The prototype of the L-29 Delfin ("Dolphin") trainer, called the XL-29, first flew in Czechoslovakia on 5 April 1959, powered by a Bristol Siddeley Viper turbojet engine.
The second prototype, first flown in July 1960, was powered by the Czech-designed M701 engine, which was to become the standard installation.
In 1961, the L-29 was entered in a competitive design evaluation to find a new Warsaw pact basic/advanced jet trainer to replace the piston-engine trainer fleet. The other competitors were the Russian Yakovlev Yak-30 and the Polish TS-11 Iskra. The L-29 won and subsequently became the standard trainer in all Eastern-bloc counties except Poland.
The first production Delfin rolled off the assembly line in April 1963, and production continued for more than 11 years, a huge statement of its success. More than 2,000 were eventually supplied to the Soviet air force, and 400 more to the Czech air force. Others were supplied to Bulgaria, East Germany, Hungary and Romania.
Straightforward, rugged and easy to fly, the L-29 was ideal as both a primary jet trainer and as an advanced combat/weapons trainer. The Delfin was later exported to several other nations including Egypt and Indonesia.
Relationships were developed in Bulgaria by the founders of the Cold War Museum and plans were made to travel to Bulgaria to acquire aircraft. The Dallas Saloon, a popular watering hole is seen here with the ever present Communist Party "minder" in the left foreground.
Retired by the Bulgarian Air Force in favor of the L-39ZA, Albatros, the aircraft were made available to the contingent from Lancaster.

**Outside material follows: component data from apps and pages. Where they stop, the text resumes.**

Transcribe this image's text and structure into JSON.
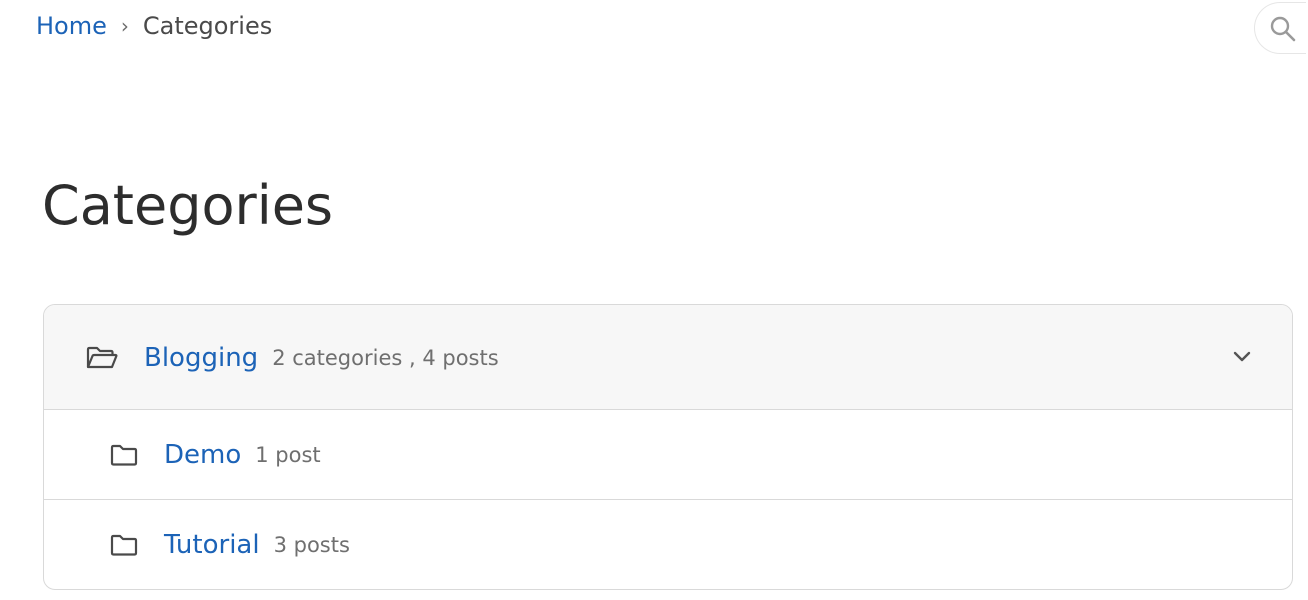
{
  "breadcrumb": {
    "home_label": "Home",
    "separator": "›",
    "current_label": "Categories"
  },
  "search": {
    "icon": "search-icon"
  },
  "page": {
    "title": "Categories"
  },
  "categories": {
    "parent": {
      "icon": "folder-open-icon",
      "name": "Blogging",
      "meta": "2 categories , 4 posts",
      "toggle_icon": "chevron-down-icon"
    },
    "children": [
      {
        "icon": "folder-icon",
        "name": "Demo",
        "meta": "1 post"
      },
      {
        "icon": "folder-icon",
        "name": "Tutorial",
        "meta": "3 posts"
      }
    ]
  },
  "colors": {
    "link": "#1c63b7",
    "text": "#2d2d2d",
    "muted": "#6f6f6f",
    "border": "#d9d9d9",
    "header_bg": "#f7f7f7"
  }
}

It was considered an excellent lead in to the MIG15, the MIG 17 and even the MIG 19. With similar flight design characteristics, it was the perfect platform for both flight training and maintenance training for these high performance (for their time) aircraft. In keeping with the Soviet common platform theme, the instrument and cockpit layout was nearly identical to the fighters these pilots would transition into after the completion of flight training.

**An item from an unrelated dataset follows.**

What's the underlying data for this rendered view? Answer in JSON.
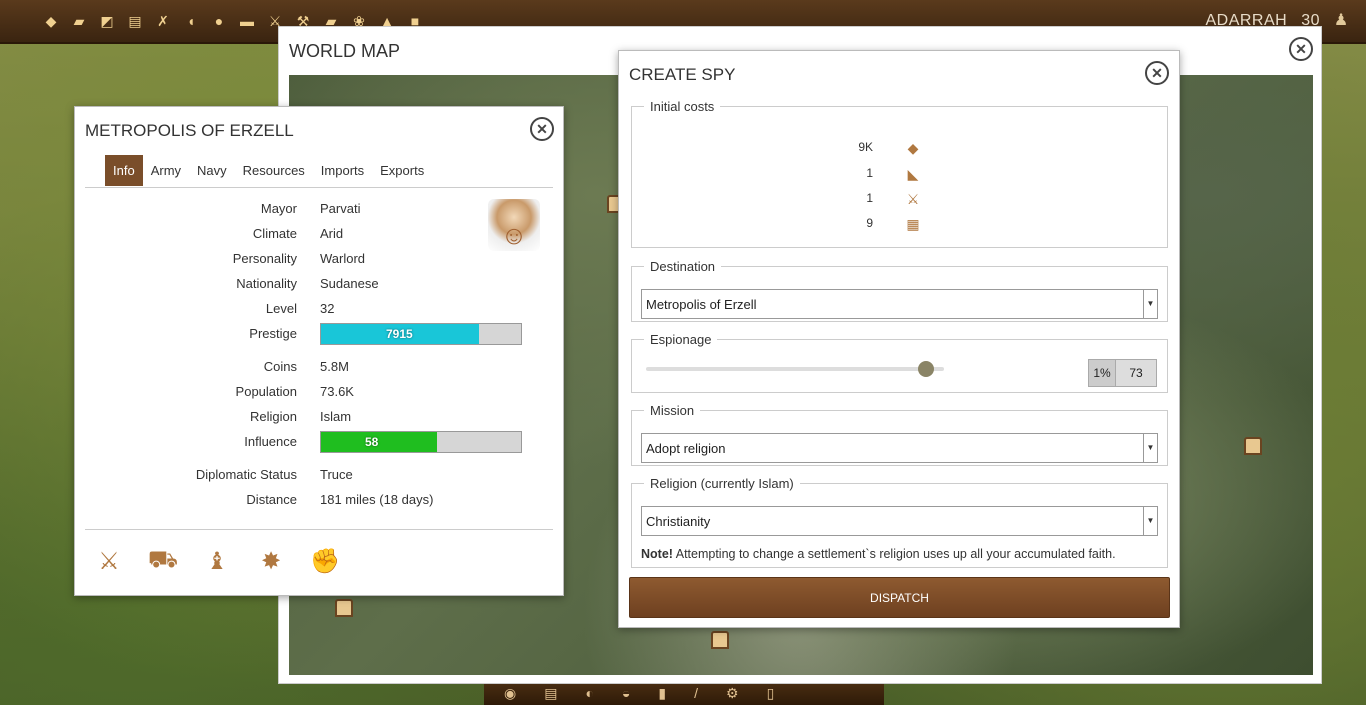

An interesting note regarding flight training in Bulgaria. The flight regimen was strict and relentless. Aerobatics, combat maneuvering, formation work and gunnery were trained to high standards, and were in fact, the "washout" markers for pilot advancement. The one thing not taught or practiced in initial pilot training was LANDINGS. Yes, that's right, the student pilots went through the entire flight training syllabus without making a landing. The theory was that landings were the most difficult of the maneuvers and had the highest potential for accidents. Therefore, landings were to be trained after achieving wings and moving to advanced training. A suspicious mind might also think it might prevent an unauthorized solo flight to the west.
A small number of a single-seat version, the L-29A Delfin Akrobat, was produced, but it never caught on. In recent years, the L-29 has become popular on the jet warbird market, mostly in the USA, but also in England, Italy and South Africa.
With the large number of aircraft available, the group was able to pick and choose the best ones for shipment. Eventually, 18-25 L-29's called Lancaster airport home for a period of time until dispersed by sale or transfer to other locations.